So, the purpose of dooms clipping is to prevent overdriving your audio hardware, some sort of "fuse" that normally should not get triggered by the assets.
Although volume refers to a decibel value (and thus defaults to 0) there seems to be a little headroom. There are roundabout 3400 shader declarations in vanilla doom that use the volume keyword. Positive values distribute like this:
volume / number of shader declarations
> 0 : 1441 > 5 : 430 > 10 : 83 > 15 : 54 > 20 : 8
The maximum is 30 (used 2 times). I guess the few with real high values are only rarely used in situations where it doesn't matter, like cutscenes etc.; some of the others are important for gameplay and this is what I think the headroom is meant for, so you can "lift" some of the more important sounds over the usual ambience buzz.
How much space there is I don't know. But I assume it does not work like a limiter in an audio app -- they wouldn't waste any CPU resources for audio processing when those are needed for calculating shadow volumes. So it likely does not matter how much dB your sound really is, the audio data gets treated like 0 dB plus what the shader says.

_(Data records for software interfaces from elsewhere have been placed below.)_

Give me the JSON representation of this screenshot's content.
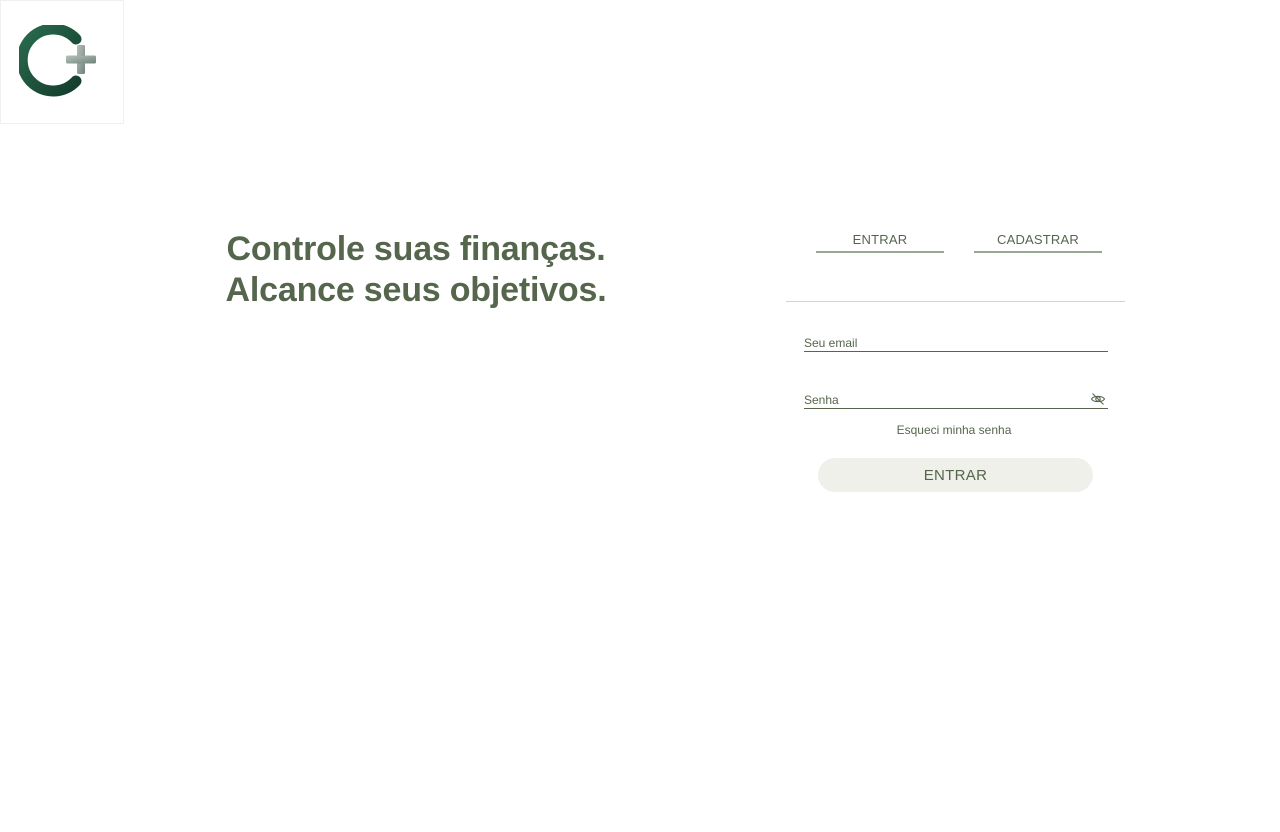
{
  "app": {
    "logo_icon": "c-plus-logo-icon"
  },
  "hero": {
    "line1": "Controle suas finanças.",
    "line2": "Alcance seus objetivos."
  },
  "auth": {
    "tabs": [
      {
        "label": "ENTRAR",
        "active": true
      },
      {
        "label": "CADASTRAR",
        "active": false
      }
    ],
    "email": {
      "placeholder": "Seu email",
      "value": ""
    },
    "password": {
      "placeholder": "Senha",
      "value": "",
      "toggle_icon": "eye-off-icon"
    },
    "forgot_label": "Esqueci minha senha",
    "submit_label": "ENTRAR"
  },
  "colors": {
    "brand_green": "#55664d",
    "tab_underline": "#97a891",
    "button_bg": "#eef0e9",
    "logo_dark": "#1f4d3a"
  }
}
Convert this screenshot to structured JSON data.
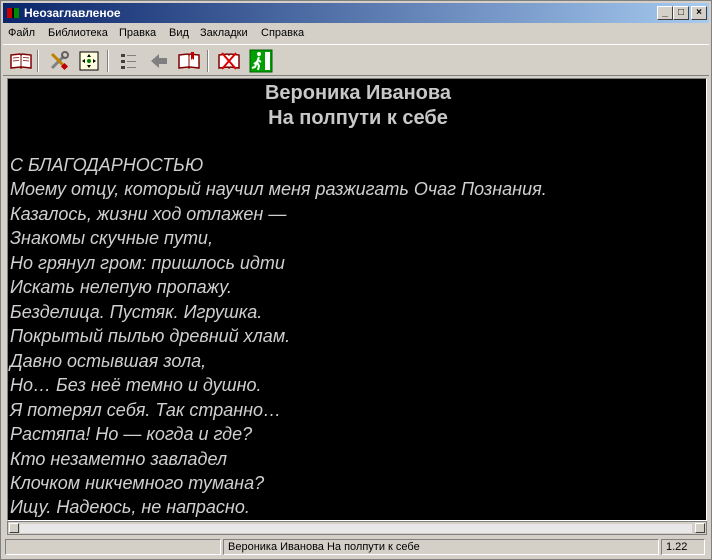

If I am right with that assumption the Pro needs some dynamic processing besides fixing in the shader. Here is a comparison shot:
There is a cvar to make sounds visible: s_drawsounds. "0" disables it, "1" shows sounds that can be heard at the moment, "2" seems to draw all sounds. This will show a box where the speaker is and label it something like this:
rock_door_loop (3/3 2/26) 9 That translates to <shader> (a/b c/d) e
Where a is the calculated distance (through doors and portals), b is the real distance (line of sight), c is minDistance, d maxDistance and e seems to be the number of the speaker.
This little tool showed me there are quite a few sounds in game that seem to work with a minDistance of 0. But when I set up a speaker in Radiant with s_minDistance 0 it shows up in game with minDistance 20, independent of the other factors (vol., maxdist.).
My map file looks fine in a text editor, so it must be (again) doom's fault: minDistance 0 works, s_minDistance 0 gets "converted" to 20.